Socialites Meet Social Tendencies — SEM Synergy Extras
Confession time! (These are always so fun.) I indulge in the reality TV show called “Real Housewives of New York.” These privileged, confrontational ladies afford a guilty pleasure — a dash of intrigue and excitement I’d rather personally experience as a couch potato.
So on “Real Housewives of New York” last week, Crazy-Eyes Ramona went to a party that Holds-A-Grudge Jill was hosting for Kodak. Leave it to Ramona to break the ice with pleasantries along the lines of, “Jill, do you really want to be associated with Kodak, a dinosaur going out of business?”
Sorry Ramona, I beg to differ. You may have a successful line with HSN (pot, kettle, anyone?), but I think you’ve missed the point of the party. Kodak’s event promoted its online photo gallery. The site has all the functions you’d expect of the old-school photo line, like prints of all sizes and photo-adorned tchotchkes, but it’s clearly trying to get in line with the times with its emphasis on online sharing features. [Flailing around helplessly while you're dying is still dying. Team Crazy Eyes! —Susan]
The online gallery launch is part of a larger effort to bring the company offerings into the new millennium. Adding to its inventory of things the company has in common with the Housewives, the old standby motto, “Kodak moment,” is getting a facelift.
“The real Kodak moment happens when you share” :
Before, Kodak wanted consumers who experienced Kodak moments to use Brownies, Instamatics, Fun Savers or other Kodak cameras to take snapshots that would stimulate fond memories when looked at years later in albums.

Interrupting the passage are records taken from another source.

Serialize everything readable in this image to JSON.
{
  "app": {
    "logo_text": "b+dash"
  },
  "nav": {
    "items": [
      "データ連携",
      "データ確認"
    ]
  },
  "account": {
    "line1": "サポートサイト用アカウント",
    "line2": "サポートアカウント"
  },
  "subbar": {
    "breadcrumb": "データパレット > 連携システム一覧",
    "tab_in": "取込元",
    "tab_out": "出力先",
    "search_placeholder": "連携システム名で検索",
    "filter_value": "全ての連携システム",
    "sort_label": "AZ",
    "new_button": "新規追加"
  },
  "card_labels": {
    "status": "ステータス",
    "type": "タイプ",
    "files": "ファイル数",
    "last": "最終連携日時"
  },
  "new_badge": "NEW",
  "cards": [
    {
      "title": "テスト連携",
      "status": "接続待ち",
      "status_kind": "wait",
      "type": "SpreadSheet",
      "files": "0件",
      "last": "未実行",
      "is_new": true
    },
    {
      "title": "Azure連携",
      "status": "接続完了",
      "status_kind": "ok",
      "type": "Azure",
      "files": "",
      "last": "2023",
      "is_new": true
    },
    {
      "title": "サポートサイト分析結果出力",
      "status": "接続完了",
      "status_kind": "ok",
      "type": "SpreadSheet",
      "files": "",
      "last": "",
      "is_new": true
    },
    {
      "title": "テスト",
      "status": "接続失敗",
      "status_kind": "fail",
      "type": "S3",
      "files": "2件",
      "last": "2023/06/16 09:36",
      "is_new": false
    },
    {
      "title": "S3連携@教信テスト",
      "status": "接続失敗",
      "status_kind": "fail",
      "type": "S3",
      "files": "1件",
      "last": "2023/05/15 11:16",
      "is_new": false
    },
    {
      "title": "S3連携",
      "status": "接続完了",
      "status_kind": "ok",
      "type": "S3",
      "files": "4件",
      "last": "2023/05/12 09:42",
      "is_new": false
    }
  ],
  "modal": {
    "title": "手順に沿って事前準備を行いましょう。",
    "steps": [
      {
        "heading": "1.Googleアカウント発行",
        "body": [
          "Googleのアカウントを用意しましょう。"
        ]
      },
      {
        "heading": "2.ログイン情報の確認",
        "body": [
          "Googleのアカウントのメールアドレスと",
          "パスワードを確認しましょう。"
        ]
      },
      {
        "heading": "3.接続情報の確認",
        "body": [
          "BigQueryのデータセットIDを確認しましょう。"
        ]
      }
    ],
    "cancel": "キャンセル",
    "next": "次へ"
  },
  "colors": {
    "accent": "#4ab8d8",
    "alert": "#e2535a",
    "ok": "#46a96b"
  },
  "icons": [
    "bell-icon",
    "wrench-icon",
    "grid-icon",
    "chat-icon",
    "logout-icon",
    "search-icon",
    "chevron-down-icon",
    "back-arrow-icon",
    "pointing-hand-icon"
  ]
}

The goal of the new meaning is to suggest that Kodak moments generate warm and fuzzy feelings only when photos, images and video clips are made available through social media, e-mail messages and other forms of sharing technology to parents, grandparents, friends, co-workers and even, these days, strangers.
See, girl. Kodak knows what’s up. And you, as much as anyone, understand it’s never too late to re-invent yourself.
Now, it’s certainly nice to see a traditional brand like Kodak exploring online communities, but you don’t need the deep pockets and on-site community built from the ground up to get social these days. Last week Facebook made it easier than ever for brands to tap into its network of 400 million engaged users and bring that interaction and activity to any site.
Today on SEM Synergy I interviewed Marty Weintraub, officially the president and founder of aimClear Search Marketing, and unofficially, a social media evangelist with a penchant for identifying the next great marketing opportunity. He walked me through the eight new Facebook social plugins released to developers at the f8 conference this month.
I don’t know if it was just me, but I totally missed the scope and potential of these plugins when they first came out because I was lost in the mounting pile of privacy leaks and Google-killer hype that dominated the conversation. Luckily Marty offered up a crash course to Facebook social plugins, and if you haven’t had a chance to look at them for yourself, his guided tour is a great place to start.
If you listen to the show you’ll hear Marty explain that not only have the stakes been raised in SEO, but more so, the power of a 400-million-strong fanatical network is now at the fingertips of marketers to integrate and leverage in promising new ways.
More and more, people are finding their cravings for a connection satisfied through their time spent online and the relationships shared there. Kodak gets that. Facebook gets that. And more and more businesses will start to get it, as frameworks for integrating social connections on a site find their way into the mainstream.
The prominence of Facebook isn’t the only evidence that social is a big piece of the Internet marketing and visibility pie. A University of Maryland study asked a group of college students to go without media for 24 hours. Would they do it? And if they did, how would they feel at the end of the day? Overwhelmingly, the students felt that they were missing their connection to the world. Cravings and anxiety plagued them. They felt isolated and cut off. The researchers’ conclusion: “Going without media meant, in their world, going without their friends and family.” [Unsurprisingly, for SEOs, the timeline to withdrawal is even less, a mere 45 minutes. —Susan] You’re right. We’re our own examples of how consumers live the habit.
Are you ready to let that kind of enthusiastic desire to connect pass your business by?